In 2002, their son was born (MFO Deployment) and in 2003, their daughter was born (OIF2). In 2008, they moved back to their home state to live close to family. Rachelle has been an active contributor with SpouseBUZZ since 2005. She currently works full-time at a physician’s office, and is active with her church and school's PTO. Her son has recently been diagnosed with Asperger's Syndrome, a subject that she is exhaustingly studying and learning to work with day-by-day. In 2010, Rachelle's mother-in-law moved in with the family, and they added a German shorthaired pointer named "Poncho" to the tribe as well. Rachelle enjoys spending as much "down time" with her family as possible - usually something outdoors or movie nights. Her favorite foods are sushi, steak, chocolate, and coffee. Her special skills include being an awesome cook, identifying odd accents by state or country, having an incredible sense of smell (almost bloodhound-like), and watching people at airports during long, unexpected layovers.

  • Dbie

    I’m glad I’m not the only one who was weepy for days leading up to Sunday’s anniversary. And I’m also angry at how many Americans have forgotten what 9/12/11 was like. It saddens me to think that your children and mine don’t remember a day without war. It pisses me off when people ask me what my husband does, and I say “He’s in the Army”… they say “I hate this war. We shouldn’t be there. How could your husband stay in the Army?” They are clueless. And to be honest.. sometimes I wish he wasn’t in the Army, but he is and I love and respect him for it.

    On Friday, Keith asked me if it was ok for him to volunteer for a deployment. I said “You know I won’t hold you back… ” because none of us WANT our husbands to deploy, but we know that’s what they do.

  • Petra

    When 9/11 happened, I was shocked, appalled, and in utter disbelief. While I watched the news about US troops going into Afghanistan, I was attentive, because I had known soldiers and I worried about them, but that was the extent on how personal it got. It wasn’t until 2003, when I met and fell in love with my soldier that it became so much more personal to me. Suddenly 9/11 got a whole new meaning as I waved my soldier off to war, waited for him for months, welcomed him home again, only to watch him leave again. 10 years later, I am angry, too. While I cared back when it happened, and while I grieved along with the world, it wasn’t as personal back then as it is now…

  • Lauramroberts

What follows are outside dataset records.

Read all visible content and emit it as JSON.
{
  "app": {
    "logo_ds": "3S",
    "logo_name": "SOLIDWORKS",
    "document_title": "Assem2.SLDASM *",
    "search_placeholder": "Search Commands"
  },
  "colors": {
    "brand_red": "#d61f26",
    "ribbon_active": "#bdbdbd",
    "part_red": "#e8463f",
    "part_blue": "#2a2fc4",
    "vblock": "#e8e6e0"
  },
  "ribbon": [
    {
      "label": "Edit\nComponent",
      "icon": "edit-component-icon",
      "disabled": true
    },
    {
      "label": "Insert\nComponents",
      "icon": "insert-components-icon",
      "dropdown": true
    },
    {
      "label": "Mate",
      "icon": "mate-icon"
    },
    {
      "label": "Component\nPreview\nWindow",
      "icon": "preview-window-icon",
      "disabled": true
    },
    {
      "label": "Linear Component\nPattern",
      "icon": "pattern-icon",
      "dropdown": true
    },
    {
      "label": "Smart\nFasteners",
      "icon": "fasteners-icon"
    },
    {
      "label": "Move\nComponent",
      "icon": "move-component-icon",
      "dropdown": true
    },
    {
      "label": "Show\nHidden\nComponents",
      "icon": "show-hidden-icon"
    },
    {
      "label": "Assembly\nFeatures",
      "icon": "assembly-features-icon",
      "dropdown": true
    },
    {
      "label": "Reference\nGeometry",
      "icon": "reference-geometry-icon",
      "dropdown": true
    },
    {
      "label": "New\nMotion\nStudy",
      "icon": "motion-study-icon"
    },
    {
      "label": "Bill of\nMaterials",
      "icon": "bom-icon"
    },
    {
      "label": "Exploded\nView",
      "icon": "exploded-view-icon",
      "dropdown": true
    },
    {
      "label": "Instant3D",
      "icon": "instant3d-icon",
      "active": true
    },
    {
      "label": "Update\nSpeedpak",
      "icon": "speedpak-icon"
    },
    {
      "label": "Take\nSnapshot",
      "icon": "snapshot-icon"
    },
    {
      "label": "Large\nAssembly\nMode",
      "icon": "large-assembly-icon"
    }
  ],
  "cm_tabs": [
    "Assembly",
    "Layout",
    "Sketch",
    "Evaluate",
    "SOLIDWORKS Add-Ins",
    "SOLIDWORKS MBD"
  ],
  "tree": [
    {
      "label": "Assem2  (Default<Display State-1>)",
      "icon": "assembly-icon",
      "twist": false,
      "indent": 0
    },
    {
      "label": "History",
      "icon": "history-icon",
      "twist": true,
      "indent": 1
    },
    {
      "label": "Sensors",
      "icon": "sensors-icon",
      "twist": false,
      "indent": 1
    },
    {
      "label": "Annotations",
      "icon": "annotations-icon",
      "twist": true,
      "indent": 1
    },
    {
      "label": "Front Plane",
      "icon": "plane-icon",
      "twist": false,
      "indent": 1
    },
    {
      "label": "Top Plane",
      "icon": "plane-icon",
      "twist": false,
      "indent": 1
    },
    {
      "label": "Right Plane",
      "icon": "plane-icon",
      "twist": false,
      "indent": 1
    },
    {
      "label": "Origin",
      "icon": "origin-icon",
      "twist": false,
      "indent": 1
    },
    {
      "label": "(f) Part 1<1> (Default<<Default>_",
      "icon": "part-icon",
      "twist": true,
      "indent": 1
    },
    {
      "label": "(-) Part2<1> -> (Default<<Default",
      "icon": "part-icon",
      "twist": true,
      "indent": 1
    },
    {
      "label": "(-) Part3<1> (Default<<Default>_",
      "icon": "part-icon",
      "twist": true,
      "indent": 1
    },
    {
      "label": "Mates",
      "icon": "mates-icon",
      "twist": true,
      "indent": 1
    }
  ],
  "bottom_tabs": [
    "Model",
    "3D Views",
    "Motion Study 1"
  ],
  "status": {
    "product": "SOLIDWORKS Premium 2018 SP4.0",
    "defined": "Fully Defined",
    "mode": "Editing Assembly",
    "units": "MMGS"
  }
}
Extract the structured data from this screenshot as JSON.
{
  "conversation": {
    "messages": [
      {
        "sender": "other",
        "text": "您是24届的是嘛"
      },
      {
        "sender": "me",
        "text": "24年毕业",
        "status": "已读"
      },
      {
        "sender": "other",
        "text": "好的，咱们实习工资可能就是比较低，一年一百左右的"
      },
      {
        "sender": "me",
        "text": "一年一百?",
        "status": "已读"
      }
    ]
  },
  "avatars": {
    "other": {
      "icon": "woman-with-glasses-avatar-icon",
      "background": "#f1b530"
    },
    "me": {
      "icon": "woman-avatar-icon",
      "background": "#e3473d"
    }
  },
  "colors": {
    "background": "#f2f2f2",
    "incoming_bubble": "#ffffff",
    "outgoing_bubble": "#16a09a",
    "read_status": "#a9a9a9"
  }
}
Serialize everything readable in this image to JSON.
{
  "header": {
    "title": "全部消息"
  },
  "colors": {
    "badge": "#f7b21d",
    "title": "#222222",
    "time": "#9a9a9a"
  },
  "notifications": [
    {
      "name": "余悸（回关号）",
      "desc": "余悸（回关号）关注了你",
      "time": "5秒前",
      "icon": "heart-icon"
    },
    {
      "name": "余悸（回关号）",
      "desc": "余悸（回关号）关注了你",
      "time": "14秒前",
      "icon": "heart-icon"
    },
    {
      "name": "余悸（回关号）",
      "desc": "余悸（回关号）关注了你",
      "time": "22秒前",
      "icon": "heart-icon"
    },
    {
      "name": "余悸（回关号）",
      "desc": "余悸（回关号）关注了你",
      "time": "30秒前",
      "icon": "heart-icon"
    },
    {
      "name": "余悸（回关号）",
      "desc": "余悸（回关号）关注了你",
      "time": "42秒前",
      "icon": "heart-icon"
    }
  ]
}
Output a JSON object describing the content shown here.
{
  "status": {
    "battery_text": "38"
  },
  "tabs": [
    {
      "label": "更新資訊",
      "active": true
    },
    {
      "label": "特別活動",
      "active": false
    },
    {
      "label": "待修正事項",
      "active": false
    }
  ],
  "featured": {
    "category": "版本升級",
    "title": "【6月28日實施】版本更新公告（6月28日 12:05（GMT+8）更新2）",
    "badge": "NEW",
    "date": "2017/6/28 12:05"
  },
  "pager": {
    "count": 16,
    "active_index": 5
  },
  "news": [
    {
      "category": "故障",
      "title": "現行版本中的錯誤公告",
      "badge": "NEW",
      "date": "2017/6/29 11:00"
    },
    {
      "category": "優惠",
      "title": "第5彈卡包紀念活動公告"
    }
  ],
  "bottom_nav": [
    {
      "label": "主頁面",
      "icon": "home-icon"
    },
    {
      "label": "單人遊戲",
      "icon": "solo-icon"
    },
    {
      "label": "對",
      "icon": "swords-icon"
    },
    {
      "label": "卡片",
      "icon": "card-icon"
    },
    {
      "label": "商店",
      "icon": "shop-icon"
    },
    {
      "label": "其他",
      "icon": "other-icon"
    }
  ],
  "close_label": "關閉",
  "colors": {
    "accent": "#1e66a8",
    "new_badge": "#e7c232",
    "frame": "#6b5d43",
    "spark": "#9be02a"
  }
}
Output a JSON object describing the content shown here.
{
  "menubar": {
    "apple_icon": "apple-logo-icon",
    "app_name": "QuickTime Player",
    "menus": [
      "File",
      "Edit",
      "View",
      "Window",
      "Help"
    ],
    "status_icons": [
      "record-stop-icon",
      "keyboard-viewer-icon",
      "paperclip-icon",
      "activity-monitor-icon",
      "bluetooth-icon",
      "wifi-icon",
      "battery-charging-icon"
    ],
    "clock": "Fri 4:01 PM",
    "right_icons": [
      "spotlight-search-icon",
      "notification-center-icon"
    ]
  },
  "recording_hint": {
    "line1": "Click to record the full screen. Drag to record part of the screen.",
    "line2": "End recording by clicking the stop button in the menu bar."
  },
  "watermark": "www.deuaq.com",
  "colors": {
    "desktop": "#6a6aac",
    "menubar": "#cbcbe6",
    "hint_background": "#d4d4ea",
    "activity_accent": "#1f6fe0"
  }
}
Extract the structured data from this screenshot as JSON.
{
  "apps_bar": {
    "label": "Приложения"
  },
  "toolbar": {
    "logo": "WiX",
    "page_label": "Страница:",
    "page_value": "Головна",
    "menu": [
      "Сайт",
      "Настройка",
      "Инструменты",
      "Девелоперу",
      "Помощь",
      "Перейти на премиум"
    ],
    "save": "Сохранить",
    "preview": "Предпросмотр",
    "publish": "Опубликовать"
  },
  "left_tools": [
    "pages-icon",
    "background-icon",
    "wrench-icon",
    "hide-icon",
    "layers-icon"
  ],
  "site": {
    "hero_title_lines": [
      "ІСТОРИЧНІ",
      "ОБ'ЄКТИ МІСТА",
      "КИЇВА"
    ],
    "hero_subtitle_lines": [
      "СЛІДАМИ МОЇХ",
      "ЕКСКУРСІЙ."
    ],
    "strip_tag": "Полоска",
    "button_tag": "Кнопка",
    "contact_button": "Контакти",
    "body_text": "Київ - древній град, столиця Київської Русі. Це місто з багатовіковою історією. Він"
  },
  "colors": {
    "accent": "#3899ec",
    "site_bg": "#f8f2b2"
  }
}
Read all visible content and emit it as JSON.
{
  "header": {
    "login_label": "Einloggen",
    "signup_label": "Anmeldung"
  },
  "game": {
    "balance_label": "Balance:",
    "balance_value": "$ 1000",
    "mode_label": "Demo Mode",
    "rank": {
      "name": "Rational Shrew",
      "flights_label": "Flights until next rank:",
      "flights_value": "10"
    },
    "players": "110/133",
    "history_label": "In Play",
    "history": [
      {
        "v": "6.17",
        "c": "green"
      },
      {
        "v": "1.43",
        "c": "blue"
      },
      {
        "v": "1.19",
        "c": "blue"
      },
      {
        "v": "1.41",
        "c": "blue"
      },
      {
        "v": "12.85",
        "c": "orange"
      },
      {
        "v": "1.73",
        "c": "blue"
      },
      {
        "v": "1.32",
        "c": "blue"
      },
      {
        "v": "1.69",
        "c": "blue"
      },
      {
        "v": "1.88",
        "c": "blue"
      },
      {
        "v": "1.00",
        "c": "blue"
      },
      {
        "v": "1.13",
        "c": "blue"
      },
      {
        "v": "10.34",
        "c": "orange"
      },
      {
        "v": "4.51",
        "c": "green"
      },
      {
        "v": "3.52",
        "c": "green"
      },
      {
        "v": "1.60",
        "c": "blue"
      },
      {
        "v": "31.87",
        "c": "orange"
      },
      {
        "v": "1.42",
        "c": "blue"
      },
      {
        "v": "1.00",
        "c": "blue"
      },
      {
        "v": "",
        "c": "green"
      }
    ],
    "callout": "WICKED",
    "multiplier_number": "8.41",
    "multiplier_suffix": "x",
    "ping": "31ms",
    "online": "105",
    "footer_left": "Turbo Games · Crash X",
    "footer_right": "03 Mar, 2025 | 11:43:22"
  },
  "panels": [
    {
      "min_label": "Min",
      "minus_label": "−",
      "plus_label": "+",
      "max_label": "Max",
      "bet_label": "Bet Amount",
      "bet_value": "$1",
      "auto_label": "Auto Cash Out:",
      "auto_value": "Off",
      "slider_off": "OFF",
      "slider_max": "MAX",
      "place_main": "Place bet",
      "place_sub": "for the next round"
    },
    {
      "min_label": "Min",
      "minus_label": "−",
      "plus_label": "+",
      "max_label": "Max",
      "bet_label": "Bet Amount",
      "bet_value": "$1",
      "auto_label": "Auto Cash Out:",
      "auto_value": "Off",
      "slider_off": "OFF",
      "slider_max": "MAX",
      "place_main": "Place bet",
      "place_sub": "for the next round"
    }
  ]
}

    Well Said Rachelle! I had to turn the TV off, 4 days of it was a just too much for me to handle. And you are spot on regarding the complete lack of respect and some of the senseless comments people make to us.